THE PROBLEM
Please find every line in the records below that contains the word "labels", and copy it.

(Web page and app entries)
::::::::
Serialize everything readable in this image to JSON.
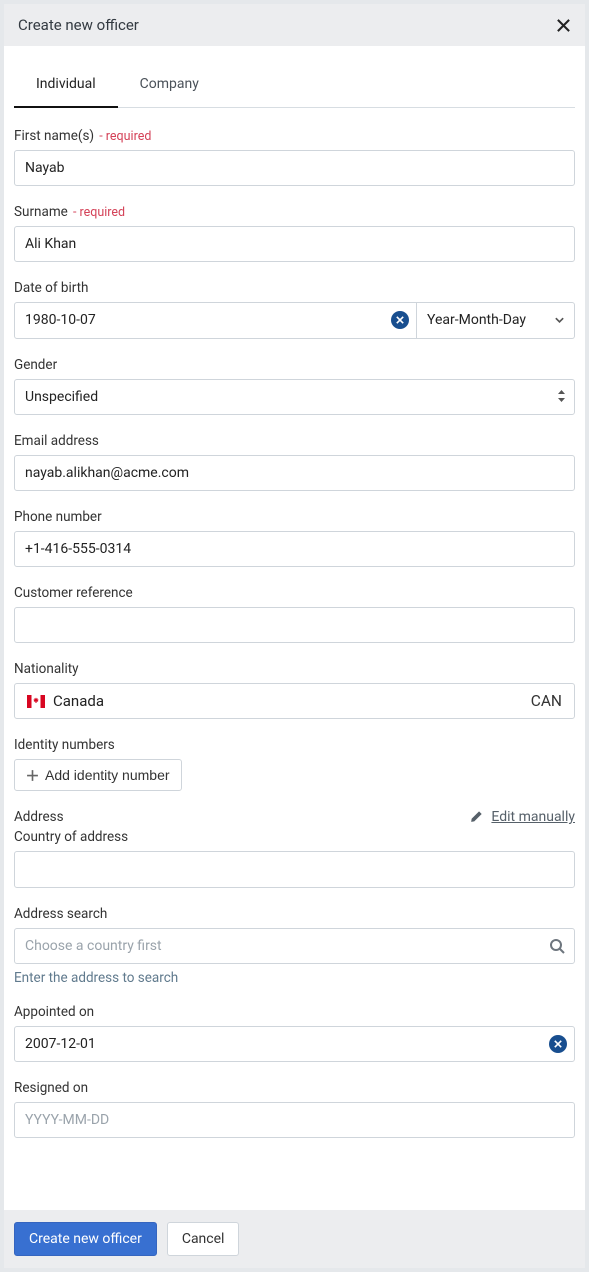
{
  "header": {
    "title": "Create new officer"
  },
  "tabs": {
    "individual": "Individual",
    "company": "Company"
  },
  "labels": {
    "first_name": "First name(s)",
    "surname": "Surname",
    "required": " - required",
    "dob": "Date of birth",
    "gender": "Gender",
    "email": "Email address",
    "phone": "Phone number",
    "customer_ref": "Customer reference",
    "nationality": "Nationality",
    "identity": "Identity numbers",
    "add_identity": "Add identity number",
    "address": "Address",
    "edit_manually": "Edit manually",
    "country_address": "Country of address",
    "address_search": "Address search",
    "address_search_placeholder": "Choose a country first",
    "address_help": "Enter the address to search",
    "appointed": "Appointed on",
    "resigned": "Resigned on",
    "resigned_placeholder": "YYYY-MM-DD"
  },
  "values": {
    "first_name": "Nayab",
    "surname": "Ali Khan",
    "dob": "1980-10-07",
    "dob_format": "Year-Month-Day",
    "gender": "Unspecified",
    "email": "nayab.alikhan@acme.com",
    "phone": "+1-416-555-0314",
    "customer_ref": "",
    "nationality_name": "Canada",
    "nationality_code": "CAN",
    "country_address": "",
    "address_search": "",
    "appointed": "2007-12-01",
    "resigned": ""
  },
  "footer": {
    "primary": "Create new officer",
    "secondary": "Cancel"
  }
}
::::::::
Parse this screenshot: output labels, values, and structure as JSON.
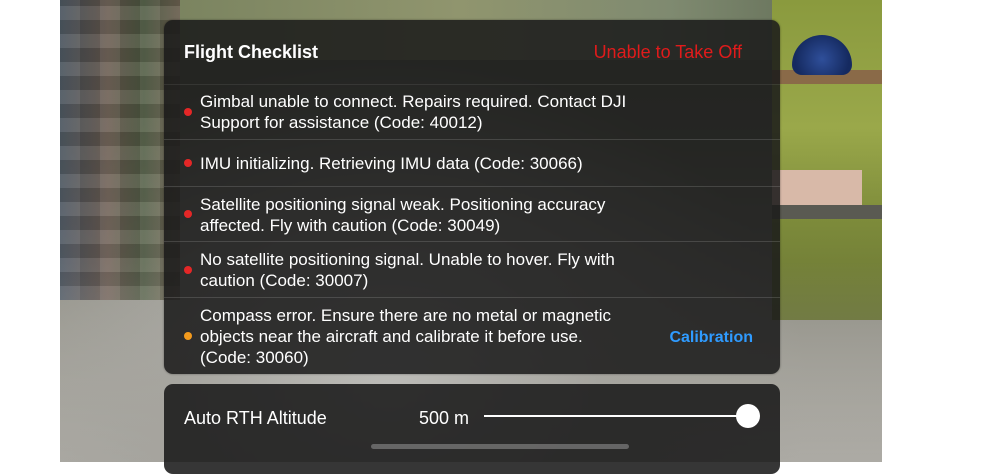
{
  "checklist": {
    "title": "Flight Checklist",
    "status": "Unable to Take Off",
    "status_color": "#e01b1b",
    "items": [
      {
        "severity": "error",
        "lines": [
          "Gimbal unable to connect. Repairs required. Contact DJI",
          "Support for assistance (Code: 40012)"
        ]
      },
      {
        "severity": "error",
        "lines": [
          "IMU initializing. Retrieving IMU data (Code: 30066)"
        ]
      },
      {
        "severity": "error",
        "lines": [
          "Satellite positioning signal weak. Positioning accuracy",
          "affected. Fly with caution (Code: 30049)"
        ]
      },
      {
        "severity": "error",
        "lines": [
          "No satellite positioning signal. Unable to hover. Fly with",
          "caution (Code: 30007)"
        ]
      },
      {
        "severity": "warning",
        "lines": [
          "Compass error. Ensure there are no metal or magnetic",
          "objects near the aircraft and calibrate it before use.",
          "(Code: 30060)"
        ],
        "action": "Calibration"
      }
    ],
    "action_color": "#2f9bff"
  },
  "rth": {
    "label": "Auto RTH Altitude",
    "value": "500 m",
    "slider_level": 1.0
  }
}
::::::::
EXPECTED ANSWER
  "labels": {
Parse this screenshot: output labels, values, and structure as JSON.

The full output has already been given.